The greatest humanitarian challenge that our world is facing right now is Climate change. Climate change is anticipated to have wide ranging disastrous effects on the future sustainability of Earth. Climate change has brought about severe alterations to our planets’ geological, biological and ecological systems. The World Health Organization estimates that 160,000 deaths, since 1950, are directly attributable to climate change. The majority of the adverse effects of climate change are experienced by poor and low-income communities around the world, who have much higher levels of vulnerability to environmental determinants of health and wealth. We are thrown in this new global battlefield with no strong ammunitions. Let’s look at how the climate change will affect our lives.
Degradation of Human Health
Most importantly Climate change poses a wide range of health risks to people across the globe. The world will have to bear dramatic increase in prevalence of a variety of infectious diseases. Adverse health outcomes can be expected including malnutrition, diarrhoea, injuries cardiovascular and respiratory diseases, and water-borne and insect-transmitted diseases. Vector-borne diseases, such as malaria, dengue fever and leishmaniasis pose the most imminent threat.
Hunger and Malnutrition
50 million more people will be forced into hunger by 2050 due to climate change and 75% of that number will be in Africa. A big increase in unpredictable weather related to climate change is affecting crops which mean that poor people can no longer grow enough food to feed their families. This is contributing to the current world food crisis which is causing one sixth of the world’s population to go hungry.
Depletion of resources
Earth`s natural resources are currently being consumed at an increasing and totally unsustainable level. With climate change, vital resources like food and water will be impacted and pressure on limited resources will increase resulting in conflicts. Oil, precious metals and many important resources are likely to become more scarce and therefore expensive
Displacement and Migration
Over half of the 4 billion people in Asia (60% of the world’s population) live near the coast, making them directly vulnerable to sea level rise. As poor countries feel the effects of climate change; the reality of relocation is of international concern. Pacific islanders will be among the world’s first people displaced because of climate change. Today there are an estimated 26 million climate refugees, yet by 2050, 200 million people a year will be on the move due to hunger, environmental degradation and loss of land due to climate change.
Water shortages will increase
Changes in rainfall, river flows and storm patterns have created some of the biggest climate change impacts being felt by people all over the world.. Many regions are experiencing longer dry seasons and increased drought. By 2020, between 75 million and 250 million people in Africa are expected to suffer increased water shortages due to climate change.
Increased risk of drought, fire and floods
As temperatures rise globally, droughts will become more frequent and more severe, with potentially devastating consequences for agriculture, water supply and human health. Hot temperatures and dry conditions also increase the likelihood of forest fires.
Climate scientists also say that other effect of climate change is likely to be more intense rainfall and flooding in certain areas.

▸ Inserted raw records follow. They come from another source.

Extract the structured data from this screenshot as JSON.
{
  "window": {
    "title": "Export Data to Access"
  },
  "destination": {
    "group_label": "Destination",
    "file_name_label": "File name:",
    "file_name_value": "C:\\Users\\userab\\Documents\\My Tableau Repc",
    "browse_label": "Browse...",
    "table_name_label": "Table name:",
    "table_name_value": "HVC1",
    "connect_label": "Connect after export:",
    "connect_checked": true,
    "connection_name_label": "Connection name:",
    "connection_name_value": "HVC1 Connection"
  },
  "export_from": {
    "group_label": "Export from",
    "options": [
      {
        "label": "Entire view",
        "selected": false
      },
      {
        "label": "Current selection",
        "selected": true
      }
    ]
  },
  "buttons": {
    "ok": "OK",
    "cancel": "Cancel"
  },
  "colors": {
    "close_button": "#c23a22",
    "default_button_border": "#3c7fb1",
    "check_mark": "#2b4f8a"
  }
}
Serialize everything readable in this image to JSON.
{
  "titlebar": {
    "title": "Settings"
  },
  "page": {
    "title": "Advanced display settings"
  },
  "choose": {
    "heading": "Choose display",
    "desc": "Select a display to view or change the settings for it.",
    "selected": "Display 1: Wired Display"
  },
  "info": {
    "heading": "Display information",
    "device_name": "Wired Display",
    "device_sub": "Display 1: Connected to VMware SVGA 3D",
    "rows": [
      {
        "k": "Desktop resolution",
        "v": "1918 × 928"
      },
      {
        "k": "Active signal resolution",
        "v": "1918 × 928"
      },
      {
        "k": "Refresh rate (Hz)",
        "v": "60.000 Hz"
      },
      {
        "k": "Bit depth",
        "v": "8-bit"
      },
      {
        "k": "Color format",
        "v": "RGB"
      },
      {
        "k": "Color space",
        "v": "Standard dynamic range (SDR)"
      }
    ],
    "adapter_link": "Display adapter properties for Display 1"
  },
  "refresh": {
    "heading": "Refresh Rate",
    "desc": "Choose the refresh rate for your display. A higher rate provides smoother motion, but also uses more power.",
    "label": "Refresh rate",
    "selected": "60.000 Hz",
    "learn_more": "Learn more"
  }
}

World Bank warns of ‘4-degree’ threshold of global temperature increase. Heat-trapping gases emitted by power plants, automobiles, deforestation and other sources are warming up our planet. High temperatures are to blame for an increase in heat-related deaths and illness, rising seas, increased storm intensity. Higher temperatures on the earth`s surface at higher latitudes cause an increase in the emission of methane, a greenhouse gas that plays an important role in global warming. Higher temperatures are not just a consequence of climate change but can also worsen cause of it.
Extreme weather changes
Extreme weather will become more frequent and more dangerous. This intensification of weather and climate extremes will be the most visible impact of global warming in our everyday lives. Global warming is making hot days hotter, rainfall and flooding heavier, hurricanes stronger and droughts more severe. Projected changes in extreme events will have predominantly adverse impacts on ecosystems and human society.